# [EXERCISE AIM]
Looking at the entries underneath, work out how many lines contain "nBridge". Write only that number.

[[ EXTRACTED ENTRIES, beginning ]]

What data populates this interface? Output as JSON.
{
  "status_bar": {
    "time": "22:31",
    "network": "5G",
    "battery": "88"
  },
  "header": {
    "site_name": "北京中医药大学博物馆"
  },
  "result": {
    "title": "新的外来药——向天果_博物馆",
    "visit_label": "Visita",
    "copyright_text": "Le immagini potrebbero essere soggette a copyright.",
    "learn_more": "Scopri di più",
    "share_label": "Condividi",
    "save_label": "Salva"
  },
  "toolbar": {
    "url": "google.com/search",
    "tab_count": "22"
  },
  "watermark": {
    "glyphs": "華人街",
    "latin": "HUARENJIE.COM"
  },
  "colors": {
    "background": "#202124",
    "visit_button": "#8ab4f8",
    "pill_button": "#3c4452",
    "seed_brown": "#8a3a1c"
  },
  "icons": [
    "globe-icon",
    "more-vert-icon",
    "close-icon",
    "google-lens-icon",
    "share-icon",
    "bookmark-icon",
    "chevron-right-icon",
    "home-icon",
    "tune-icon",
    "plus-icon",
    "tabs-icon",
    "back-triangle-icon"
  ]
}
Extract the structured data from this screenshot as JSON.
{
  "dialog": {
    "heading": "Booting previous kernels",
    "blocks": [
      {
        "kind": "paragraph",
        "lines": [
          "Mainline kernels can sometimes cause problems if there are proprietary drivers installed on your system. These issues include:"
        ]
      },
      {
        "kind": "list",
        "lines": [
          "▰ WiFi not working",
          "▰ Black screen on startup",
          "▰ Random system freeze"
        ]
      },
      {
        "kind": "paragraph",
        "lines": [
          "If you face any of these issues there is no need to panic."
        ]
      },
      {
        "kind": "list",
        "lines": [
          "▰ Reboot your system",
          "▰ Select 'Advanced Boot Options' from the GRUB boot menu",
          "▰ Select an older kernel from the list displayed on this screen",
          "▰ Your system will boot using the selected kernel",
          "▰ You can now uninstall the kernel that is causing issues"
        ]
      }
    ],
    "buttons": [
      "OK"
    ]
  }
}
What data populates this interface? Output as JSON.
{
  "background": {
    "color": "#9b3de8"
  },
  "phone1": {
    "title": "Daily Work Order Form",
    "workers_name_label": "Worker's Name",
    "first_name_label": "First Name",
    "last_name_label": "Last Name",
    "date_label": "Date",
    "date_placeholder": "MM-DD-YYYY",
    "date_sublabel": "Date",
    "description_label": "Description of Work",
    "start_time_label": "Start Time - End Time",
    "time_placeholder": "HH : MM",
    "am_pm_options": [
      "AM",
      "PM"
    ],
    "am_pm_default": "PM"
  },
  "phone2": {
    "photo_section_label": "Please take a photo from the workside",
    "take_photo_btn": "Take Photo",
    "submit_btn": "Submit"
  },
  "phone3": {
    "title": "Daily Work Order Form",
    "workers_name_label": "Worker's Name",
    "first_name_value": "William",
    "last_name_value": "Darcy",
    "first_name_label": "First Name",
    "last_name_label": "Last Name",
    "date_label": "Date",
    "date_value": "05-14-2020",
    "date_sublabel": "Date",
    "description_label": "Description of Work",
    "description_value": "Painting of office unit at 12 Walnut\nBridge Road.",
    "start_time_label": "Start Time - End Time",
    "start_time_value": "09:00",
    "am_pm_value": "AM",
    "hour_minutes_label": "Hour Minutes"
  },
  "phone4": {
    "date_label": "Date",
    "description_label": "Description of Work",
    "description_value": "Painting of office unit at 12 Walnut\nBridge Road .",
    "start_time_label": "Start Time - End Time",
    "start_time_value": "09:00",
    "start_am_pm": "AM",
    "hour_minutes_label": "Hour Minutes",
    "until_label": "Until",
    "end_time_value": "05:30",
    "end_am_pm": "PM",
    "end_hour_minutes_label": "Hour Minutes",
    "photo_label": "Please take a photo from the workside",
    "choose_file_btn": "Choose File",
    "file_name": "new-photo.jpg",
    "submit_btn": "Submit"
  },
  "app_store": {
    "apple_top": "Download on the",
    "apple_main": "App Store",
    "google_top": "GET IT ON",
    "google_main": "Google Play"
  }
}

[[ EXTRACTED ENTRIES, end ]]

# [RESPONSE AREA]
2